- Comet PANSTARRS should, according to predictions, become visible in the morning sky in mid-to-late February.
Odds and Ends
AuroraLive is a website that monitors the aurora borealis and tells you when and where the Aurora Borealis is meant to happen. It gives you the most up-to-date times and latitude where you can see it, along with some background information. Also there are links to telescopes monitoring the Sun, so you can see the solar activity.
Deep Space Industries have released a very optimistic plan to mine asteroids by 2023! The plan could entail refining the astroid in-situe instead of retrieving the asteroids and bringing them back to earth. The business aims include retrieving rare metals from space, as well as reducing the cost of other space exploration.
NASA have been officially announced as joining ESA's Euclid mission. AN ESA led mission, Euclid, is a future space telescope set for launch in 2020. Euclid hopes to detect the shape, brightness of distribution over two billion galaxies throughout out the Universe. The aim of these observations is to constrain the roles of dark energy and dark matter in the evolution of Universe. NASA will be providing 20 detectors to Eculid and adding 40 US scientist to the already 1000 strong European Euclid Consortium.
We were also sent a link to some free outreach and teaching materials, "A Kid's Guide to Astronomy".
|Interview:||Dr Ettore Carretti and Indy Leclercq|
|Night sky:||Ian Morison and John Field|
|Presenters:||Adam Avison, Liz Guzman and Chris Wallis|
|Editors:||Adam Avison, Claire Bretherton, Sally Cooper, Mark Purver and Christina Smith.|

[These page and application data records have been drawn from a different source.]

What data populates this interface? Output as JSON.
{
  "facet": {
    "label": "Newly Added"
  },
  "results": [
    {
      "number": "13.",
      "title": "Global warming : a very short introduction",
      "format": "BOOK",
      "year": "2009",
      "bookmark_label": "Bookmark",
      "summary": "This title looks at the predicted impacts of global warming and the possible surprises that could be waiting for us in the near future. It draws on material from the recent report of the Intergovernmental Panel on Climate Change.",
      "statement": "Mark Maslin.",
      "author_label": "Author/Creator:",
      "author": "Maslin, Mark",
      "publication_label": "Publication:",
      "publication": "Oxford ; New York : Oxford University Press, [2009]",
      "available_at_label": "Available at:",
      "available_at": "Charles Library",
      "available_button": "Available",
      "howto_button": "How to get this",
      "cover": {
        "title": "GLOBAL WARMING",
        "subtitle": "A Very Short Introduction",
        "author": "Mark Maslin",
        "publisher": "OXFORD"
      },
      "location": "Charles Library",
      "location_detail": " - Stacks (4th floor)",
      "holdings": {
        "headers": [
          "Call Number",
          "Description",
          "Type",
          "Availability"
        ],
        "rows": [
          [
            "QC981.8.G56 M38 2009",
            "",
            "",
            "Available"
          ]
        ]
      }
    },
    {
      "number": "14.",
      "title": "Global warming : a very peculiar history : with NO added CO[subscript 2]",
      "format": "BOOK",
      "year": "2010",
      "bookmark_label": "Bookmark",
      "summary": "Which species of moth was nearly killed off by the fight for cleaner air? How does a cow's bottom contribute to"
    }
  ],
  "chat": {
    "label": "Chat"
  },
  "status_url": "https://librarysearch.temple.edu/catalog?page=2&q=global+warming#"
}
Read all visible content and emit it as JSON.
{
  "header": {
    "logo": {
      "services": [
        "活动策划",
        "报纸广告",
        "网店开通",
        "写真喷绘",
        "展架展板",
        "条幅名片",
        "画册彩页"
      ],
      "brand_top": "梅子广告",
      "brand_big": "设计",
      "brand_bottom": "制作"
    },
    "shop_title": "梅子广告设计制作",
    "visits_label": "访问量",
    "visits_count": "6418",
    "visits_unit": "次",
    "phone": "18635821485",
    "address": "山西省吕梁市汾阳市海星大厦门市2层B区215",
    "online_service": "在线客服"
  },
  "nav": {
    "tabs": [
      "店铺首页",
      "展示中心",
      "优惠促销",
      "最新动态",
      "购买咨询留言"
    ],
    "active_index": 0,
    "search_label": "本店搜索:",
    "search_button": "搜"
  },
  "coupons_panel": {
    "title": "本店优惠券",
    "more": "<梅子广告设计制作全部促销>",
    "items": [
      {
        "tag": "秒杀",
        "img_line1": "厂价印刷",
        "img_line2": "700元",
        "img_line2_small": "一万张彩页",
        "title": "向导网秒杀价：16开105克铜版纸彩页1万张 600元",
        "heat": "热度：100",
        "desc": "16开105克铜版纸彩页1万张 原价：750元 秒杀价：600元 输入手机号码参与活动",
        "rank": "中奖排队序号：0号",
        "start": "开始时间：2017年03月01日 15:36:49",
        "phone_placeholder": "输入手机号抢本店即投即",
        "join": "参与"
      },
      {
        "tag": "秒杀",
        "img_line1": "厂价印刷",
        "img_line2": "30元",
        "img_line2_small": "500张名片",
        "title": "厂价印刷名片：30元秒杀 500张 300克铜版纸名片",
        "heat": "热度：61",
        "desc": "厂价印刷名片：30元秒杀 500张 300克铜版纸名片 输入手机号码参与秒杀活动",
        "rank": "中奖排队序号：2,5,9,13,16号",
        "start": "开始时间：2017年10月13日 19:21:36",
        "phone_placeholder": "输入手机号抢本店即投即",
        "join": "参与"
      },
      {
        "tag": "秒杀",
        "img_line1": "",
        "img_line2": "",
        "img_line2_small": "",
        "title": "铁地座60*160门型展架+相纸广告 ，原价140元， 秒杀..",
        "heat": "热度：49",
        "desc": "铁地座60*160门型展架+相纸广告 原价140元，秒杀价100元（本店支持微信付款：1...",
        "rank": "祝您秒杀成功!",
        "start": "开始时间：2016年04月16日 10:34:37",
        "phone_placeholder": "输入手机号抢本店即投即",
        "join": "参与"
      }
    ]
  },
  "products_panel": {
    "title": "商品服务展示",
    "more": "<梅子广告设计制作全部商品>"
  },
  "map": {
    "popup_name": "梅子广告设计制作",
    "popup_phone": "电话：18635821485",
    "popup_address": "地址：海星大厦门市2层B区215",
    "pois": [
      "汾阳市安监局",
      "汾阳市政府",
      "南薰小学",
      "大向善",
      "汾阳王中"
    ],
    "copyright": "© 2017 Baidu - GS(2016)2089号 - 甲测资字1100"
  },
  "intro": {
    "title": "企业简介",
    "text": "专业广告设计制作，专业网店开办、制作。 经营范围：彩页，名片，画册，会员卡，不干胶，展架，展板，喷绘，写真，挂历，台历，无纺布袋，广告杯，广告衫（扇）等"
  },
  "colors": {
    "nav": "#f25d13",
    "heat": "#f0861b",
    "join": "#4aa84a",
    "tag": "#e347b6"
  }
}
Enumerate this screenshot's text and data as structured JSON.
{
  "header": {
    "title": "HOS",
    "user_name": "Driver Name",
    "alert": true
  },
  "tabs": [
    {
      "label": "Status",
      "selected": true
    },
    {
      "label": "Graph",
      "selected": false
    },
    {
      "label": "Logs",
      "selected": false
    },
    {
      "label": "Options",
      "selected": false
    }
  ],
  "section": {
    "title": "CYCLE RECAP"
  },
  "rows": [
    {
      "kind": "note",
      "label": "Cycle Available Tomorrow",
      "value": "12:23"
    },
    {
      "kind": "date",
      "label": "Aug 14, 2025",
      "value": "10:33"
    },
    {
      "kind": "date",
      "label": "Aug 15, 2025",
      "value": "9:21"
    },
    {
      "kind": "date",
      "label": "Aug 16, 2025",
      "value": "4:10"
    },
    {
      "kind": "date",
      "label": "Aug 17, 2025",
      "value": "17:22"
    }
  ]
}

|Segment Voice:||Cormac Purcell|
|Website:||Christina Smith and Stuart Lowe|
|Cover art:||Milky Way Panorama CREDIT: ESO/S Brunier|